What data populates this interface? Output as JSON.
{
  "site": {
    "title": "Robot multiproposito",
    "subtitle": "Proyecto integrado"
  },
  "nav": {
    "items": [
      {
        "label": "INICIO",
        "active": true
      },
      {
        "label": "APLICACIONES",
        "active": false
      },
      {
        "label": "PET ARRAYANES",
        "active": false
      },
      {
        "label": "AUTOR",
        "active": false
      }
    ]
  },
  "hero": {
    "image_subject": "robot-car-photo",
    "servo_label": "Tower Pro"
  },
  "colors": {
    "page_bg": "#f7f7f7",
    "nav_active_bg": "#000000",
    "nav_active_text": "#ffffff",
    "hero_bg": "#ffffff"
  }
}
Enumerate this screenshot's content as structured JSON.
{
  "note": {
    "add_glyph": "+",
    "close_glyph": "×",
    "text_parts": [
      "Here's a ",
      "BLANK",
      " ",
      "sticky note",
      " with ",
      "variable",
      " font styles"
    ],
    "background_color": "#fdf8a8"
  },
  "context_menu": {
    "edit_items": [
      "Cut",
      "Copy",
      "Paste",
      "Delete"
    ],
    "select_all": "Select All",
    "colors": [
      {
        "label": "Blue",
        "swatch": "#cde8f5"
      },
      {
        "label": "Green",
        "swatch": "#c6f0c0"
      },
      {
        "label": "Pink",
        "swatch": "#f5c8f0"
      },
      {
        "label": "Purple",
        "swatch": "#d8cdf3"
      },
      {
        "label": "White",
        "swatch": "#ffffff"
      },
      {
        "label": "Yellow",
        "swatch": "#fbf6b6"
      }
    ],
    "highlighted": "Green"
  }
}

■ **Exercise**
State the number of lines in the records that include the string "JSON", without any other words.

■ **Your response**
2